** Opening Data excerpts block **
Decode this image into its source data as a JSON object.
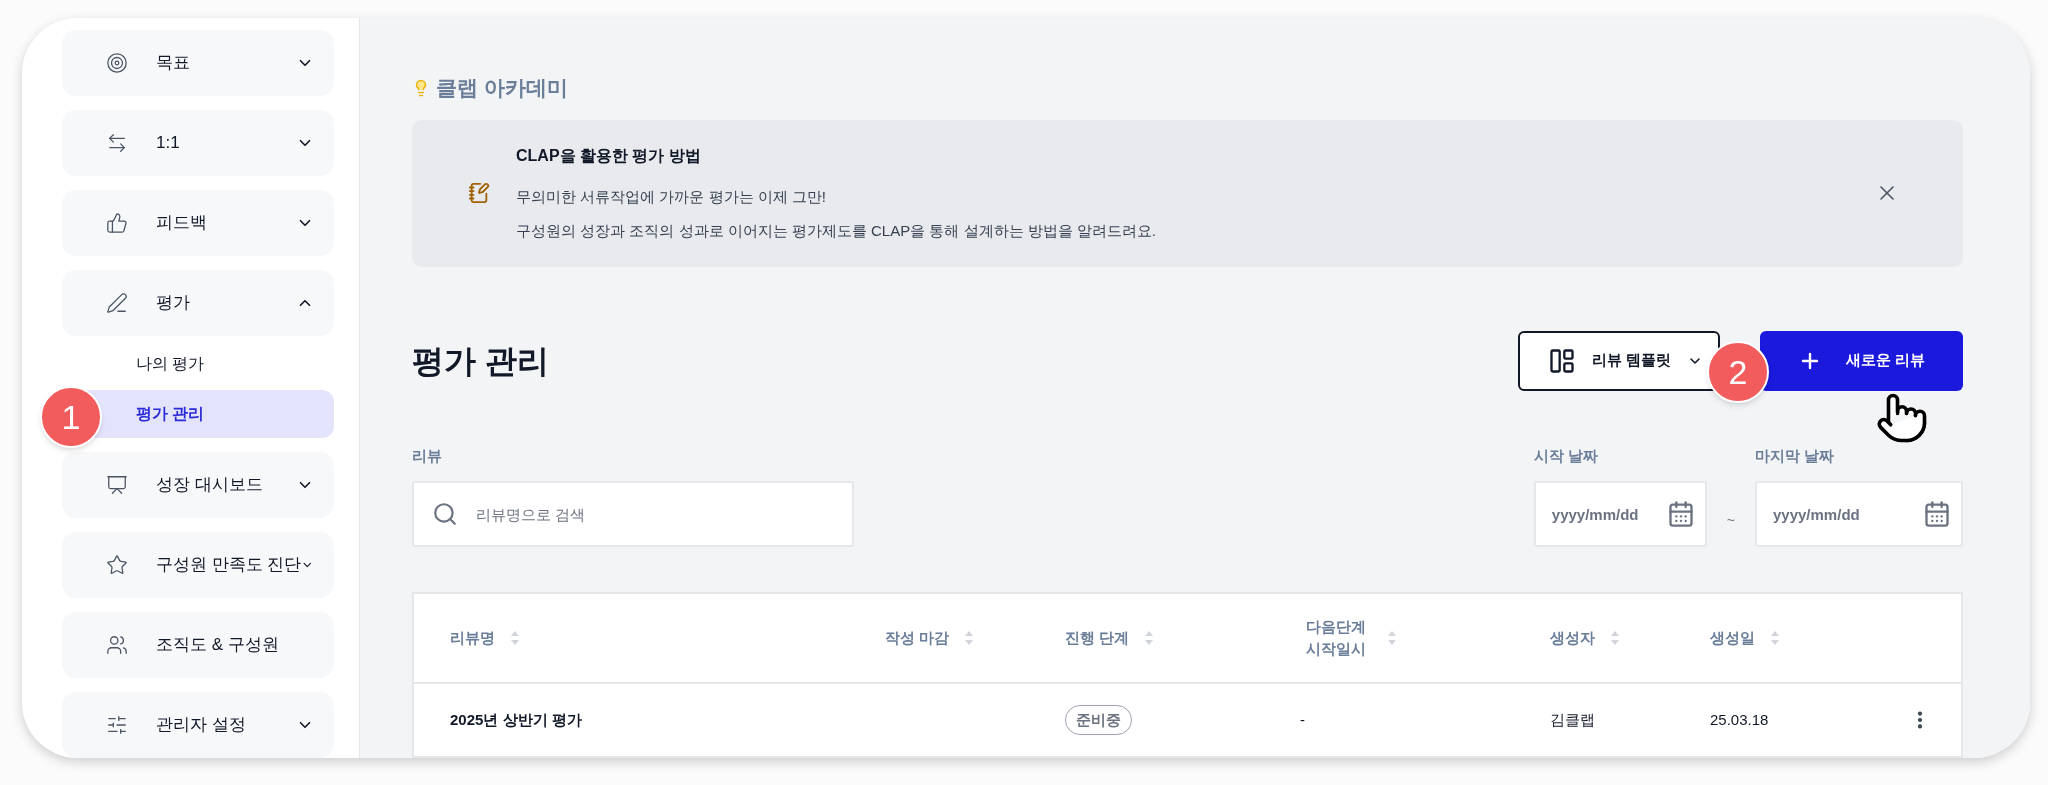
{
  "sidebar": {
    "items": [
      {
        "kind": "menu",
        "label": "목표",
        "expanded": false
      },
      {
        "kind": "menu",
        "label": "1:1",
        "expanded": false
      },
      {
        "kind": "menu",
        "label": "피드백",
        "expanded": false
      },
      {
        "kind": "menu",
        "label": "평가",
        "expanded": true,
        "children": [
          {
            "label": "나의 평가",
            "selected": false
          },
          {
            "label": "평가 관리",
            "selected": true
          }
        ]
      },
      {
        "kind": "menu",
        "label": "성장 대시보드",
        "expanded": false
      },
      {
        "kind": "menu",
        "label": "구성원 만족도 진단",
        "expanded": false
      },
      {
        "kind": "link",
        "label": "조직도 & 구성원"
      },
      {
        "kind": "menu",
        "label": "관리자 설정",
        "expanded": false
      }
    ]
  },
  "academy": {
    "title": "클랩 아카데미",
    "banner": {
      "title": "CLAP을 활용한 평가 방법",
      "lines": [
        "무의미한 서류작업에 가까운 평가는 이제 그만!",
        "구성원의 성장과 조직의 성과로 이어지는 평가제도를 CLAP을 통해 설계하는 방법을 알려드려요."
      ]
    }
  },
  "page": {
    "title": "평가 관리",
    "buttons": [
      {
        "kind": "template",
        "label": "리뷰 템플릿"
      },
      {
        "kind": "new",
        "label": "새로운 리뷰"
      }
    ]
  },
  "filters": {
    "review_label": "리뷰",
    "search_placeholder": "리뷰명으로 검색",
    "start_label": "시작 날짜",
    "start_placeholder": "yyyy/mm/dd",
    "separator": "~",
    "end_label": "마지막 날짜",
    "end_placeholder": "yyyy/mm/dd"
  },
  "table": {
    "columns": [
      "리뷰명",
      "작성 마감",
      "진행 단계",
      "다음단계 시작일시",
      "생성자",
      "생성일"
    ],
    "rows": [
      {
        "name": "2025년 상반기 평가",
        "stage": "준비중",
        "next_start": "-",
        "creator": "김클랩",
        "created": "25.03.18"
      }
    ]
  },
  "annotations": [
    {
      "text": "1"
    },
    {
      "text": "2"
    }
  ]
}
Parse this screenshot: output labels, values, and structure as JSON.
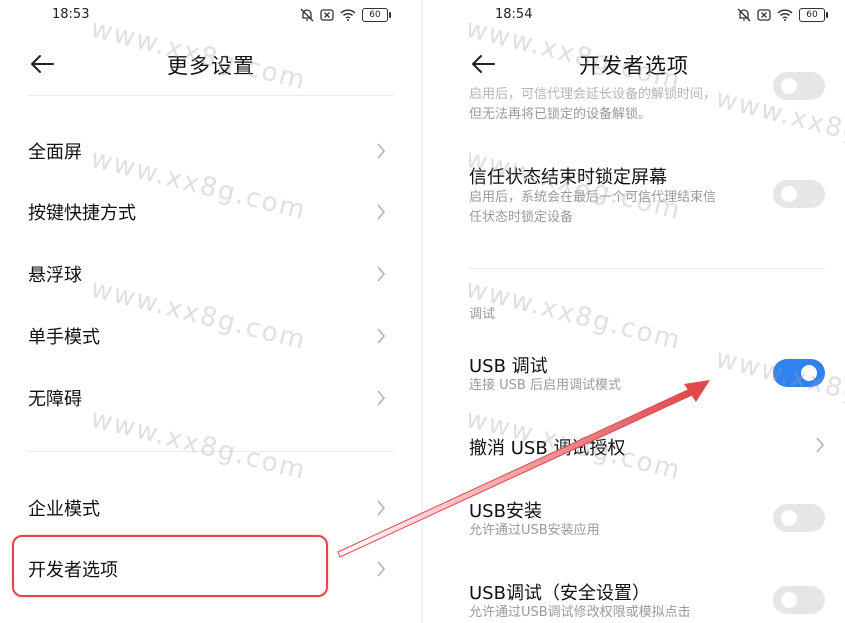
{
  "left": {
    "status_time": "18:53",
    "battery": "60",
    "title": "更多设置",
    "items": [
      {
        "label": "全面屏"
      },
      {
        "label": "按键快捷方式"
      },
      {
        "label": "悬浮球"
      },
      {
        "label": "单手模式"
      },
      {
        "label": "无障碍"
      },
      {
        "label": "企业模式"
      },
      {
        "label": "开发者选项"
      }
    ]
  },
  "right": {
    "status_time": "18:54",
    "battery": "60",
    "title": "开发者选项",
    "partial_desc_1": "启用后，可信代理会延长设备的解锁时间，",
    "partial_desc_2": "但无法再将已锁定的设备解锁。",
    "trust_lock": {
      "title": "信任状态结束时锁定屏幕",
      "desc_1": "启用后，系统会在最后一个可信代理结束信",
      "desc_2": "任状态时锁定设备",
      "enabled": false
    },
    "section_debug": "调试",
    "usb_debug": {
      "title": "USB 调试",
      "desc": "连接 USB 后启用调试模式",
      "enabled": true
    },
    "revoke_usb": {
      "title": "撤消 USB 调试授权"
    },
    "usb_install": {
      "title": "USB安装",
      "desc": "允许通过USB安装应用",
      "enabled": false
    },
    "usb_debug_secure": {
      "title": "USB调试（安全设置）",
      "desc": "允许通过USB调试修改权限或模拟点击",
      "enabled": false
    }
  },
  "watermark": "www.xx8g.com",
  "colors": {
    "accent": "#3082f0",
    "highlight": "#e0484e",
    "arrow": "#e0484e"
  }
}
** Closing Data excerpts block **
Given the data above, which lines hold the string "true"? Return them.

        "expanded": true,
            "selected": true
      "enabled": true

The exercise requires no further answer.